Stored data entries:
◆ ◆ ◆ ◆
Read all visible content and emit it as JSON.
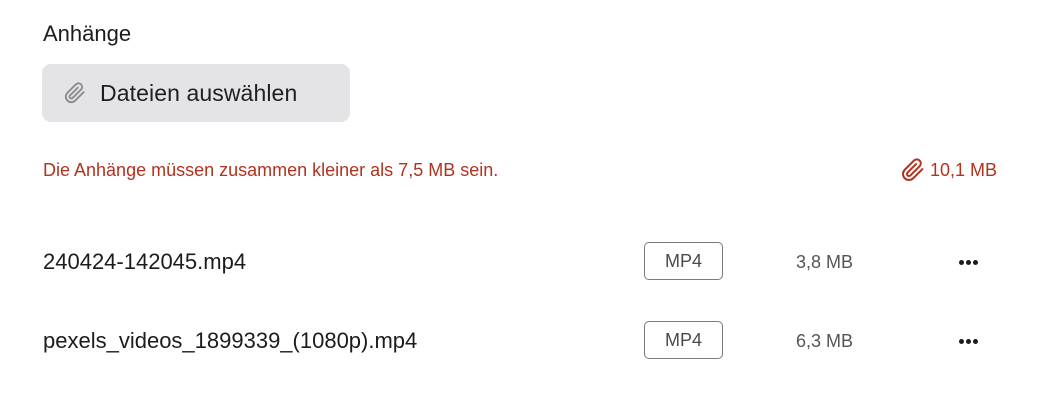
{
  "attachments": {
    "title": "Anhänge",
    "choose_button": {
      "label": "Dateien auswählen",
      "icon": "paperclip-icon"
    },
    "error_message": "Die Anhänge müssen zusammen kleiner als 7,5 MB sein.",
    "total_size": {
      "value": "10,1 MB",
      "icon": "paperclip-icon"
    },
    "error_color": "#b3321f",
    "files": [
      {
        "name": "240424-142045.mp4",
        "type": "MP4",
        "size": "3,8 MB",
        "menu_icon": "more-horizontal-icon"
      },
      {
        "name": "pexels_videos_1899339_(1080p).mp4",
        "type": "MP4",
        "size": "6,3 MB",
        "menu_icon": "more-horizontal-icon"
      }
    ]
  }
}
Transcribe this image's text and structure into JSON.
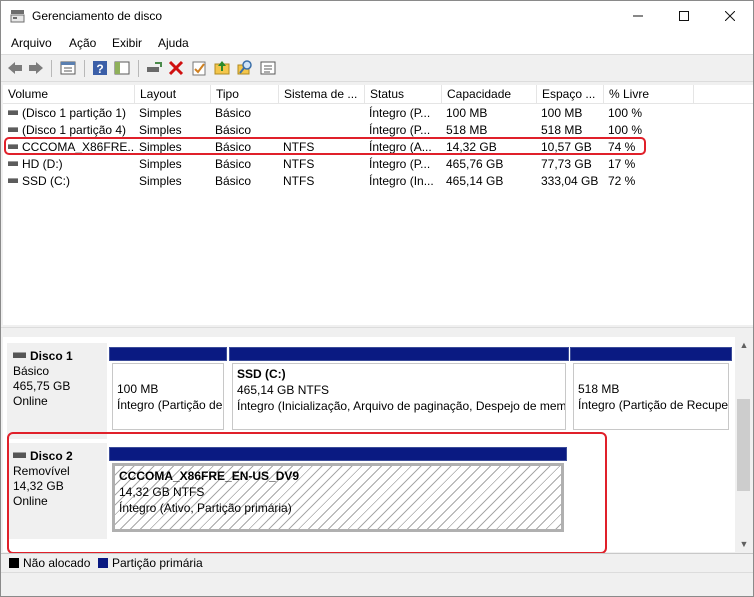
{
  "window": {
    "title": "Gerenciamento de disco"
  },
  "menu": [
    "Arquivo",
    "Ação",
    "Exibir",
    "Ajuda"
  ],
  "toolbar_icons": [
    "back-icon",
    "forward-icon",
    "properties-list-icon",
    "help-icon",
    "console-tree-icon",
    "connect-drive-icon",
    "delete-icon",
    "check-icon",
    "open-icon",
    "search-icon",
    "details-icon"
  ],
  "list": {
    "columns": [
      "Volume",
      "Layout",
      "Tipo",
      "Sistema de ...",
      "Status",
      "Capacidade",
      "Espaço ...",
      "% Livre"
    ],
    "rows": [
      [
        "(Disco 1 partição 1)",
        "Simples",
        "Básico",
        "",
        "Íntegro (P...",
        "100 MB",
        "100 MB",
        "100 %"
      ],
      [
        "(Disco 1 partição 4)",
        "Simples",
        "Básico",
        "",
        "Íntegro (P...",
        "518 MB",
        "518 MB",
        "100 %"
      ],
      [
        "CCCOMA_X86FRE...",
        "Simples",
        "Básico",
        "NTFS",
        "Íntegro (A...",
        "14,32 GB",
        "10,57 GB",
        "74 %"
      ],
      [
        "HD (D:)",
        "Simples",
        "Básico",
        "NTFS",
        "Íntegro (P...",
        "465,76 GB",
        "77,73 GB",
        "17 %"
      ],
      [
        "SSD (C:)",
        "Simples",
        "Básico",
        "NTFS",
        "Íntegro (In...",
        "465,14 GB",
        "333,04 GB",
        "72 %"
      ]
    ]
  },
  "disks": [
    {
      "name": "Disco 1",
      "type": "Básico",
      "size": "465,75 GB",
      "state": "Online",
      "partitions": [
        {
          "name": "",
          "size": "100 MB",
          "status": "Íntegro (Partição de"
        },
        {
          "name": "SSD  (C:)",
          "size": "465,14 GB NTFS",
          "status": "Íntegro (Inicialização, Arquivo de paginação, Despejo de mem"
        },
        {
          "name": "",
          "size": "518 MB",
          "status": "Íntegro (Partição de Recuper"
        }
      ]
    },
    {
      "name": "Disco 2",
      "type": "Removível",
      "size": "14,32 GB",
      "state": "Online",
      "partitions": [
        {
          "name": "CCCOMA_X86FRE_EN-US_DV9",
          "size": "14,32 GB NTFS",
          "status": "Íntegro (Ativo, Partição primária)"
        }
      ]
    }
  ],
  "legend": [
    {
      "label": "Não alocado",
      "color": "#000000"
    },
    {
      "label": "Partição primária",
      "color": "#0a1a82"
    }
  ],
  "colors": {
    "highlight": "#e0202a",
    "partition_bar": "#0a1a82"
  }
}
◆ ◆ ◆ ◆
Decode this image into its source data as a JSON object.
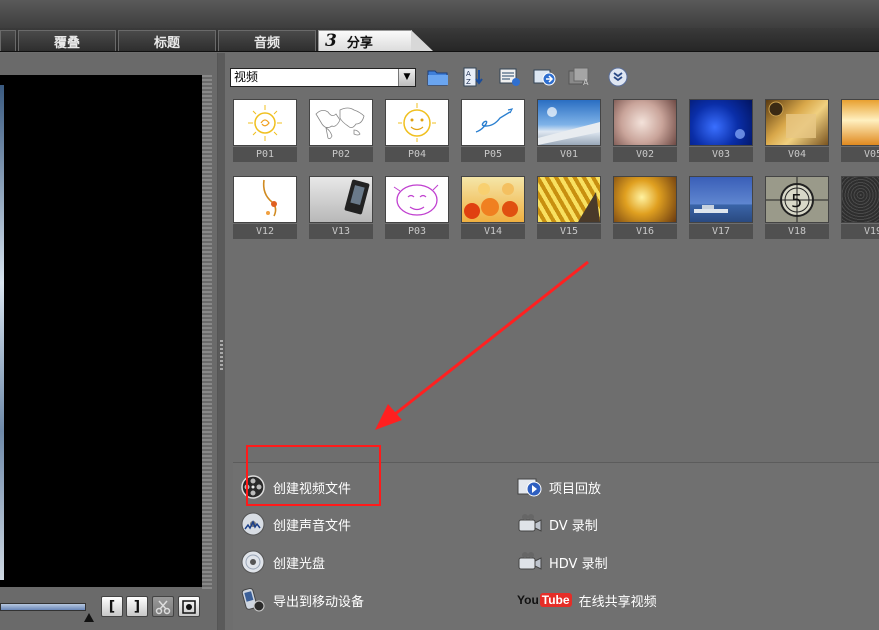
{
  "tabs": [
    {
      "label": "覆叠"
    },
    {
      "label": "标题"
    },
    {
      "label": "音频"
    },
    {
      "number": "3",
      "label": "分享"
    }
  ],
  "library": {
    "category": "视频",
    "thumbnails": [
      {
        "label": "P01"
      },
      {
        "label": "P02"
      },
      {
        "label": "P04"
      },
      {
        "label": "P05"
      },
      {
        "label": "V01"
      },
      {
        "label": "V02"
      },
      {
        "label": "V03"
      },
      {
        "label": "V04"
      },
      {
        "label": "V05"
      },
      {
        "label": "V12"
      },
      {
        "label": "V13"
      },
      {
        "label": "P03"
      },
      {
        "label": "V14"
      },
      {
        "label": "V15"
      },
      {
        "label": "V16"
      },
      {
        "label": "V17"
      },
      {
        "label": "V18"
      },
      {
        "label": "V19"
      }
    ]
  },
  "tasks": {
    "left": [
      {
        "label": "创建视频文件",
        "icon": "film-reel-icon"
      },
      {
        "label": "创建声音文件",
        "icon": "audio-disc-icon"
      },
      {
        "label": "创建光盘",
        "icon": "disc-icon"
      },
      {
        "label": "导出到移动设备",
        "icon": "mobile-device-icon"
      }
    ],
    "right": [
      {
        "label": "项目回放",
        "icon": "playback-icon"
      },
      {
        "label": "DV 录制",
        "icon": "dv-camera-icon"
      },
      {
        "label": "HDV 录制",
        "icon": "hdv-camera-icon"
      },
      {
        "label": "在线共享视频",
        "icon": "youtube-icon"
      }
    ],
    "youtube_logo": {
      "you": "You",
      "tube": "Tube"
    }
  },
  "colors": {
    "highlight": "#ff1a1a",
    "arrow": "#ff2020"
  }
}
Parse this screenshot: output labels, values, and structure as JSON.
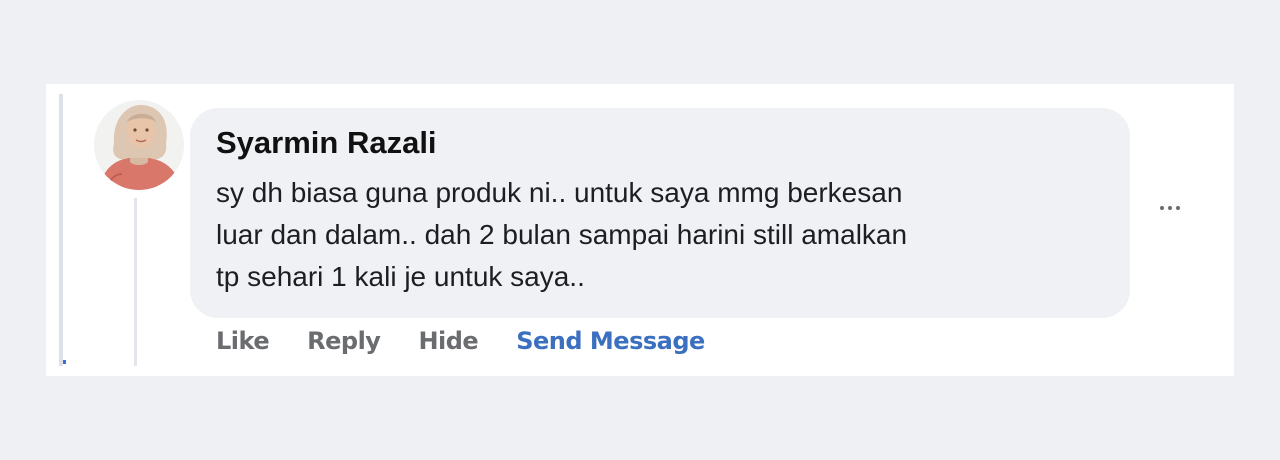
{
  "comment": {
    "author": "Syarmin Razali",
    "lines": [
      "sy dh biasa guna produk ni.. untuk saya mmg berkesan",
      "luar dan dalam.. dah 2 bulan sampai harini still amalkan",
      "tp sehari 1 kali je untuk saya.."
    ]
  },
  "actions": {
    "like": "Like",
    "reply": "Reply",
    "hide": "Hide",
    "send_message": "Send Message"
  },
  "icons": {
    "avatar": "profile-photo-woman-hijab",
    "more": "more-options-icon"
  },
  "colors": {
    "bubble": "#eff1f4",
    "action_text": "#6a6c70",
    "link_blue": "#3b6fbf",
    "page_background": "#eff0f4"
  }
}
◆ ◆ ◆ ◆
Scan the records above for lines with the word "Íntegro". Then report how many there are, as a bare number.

9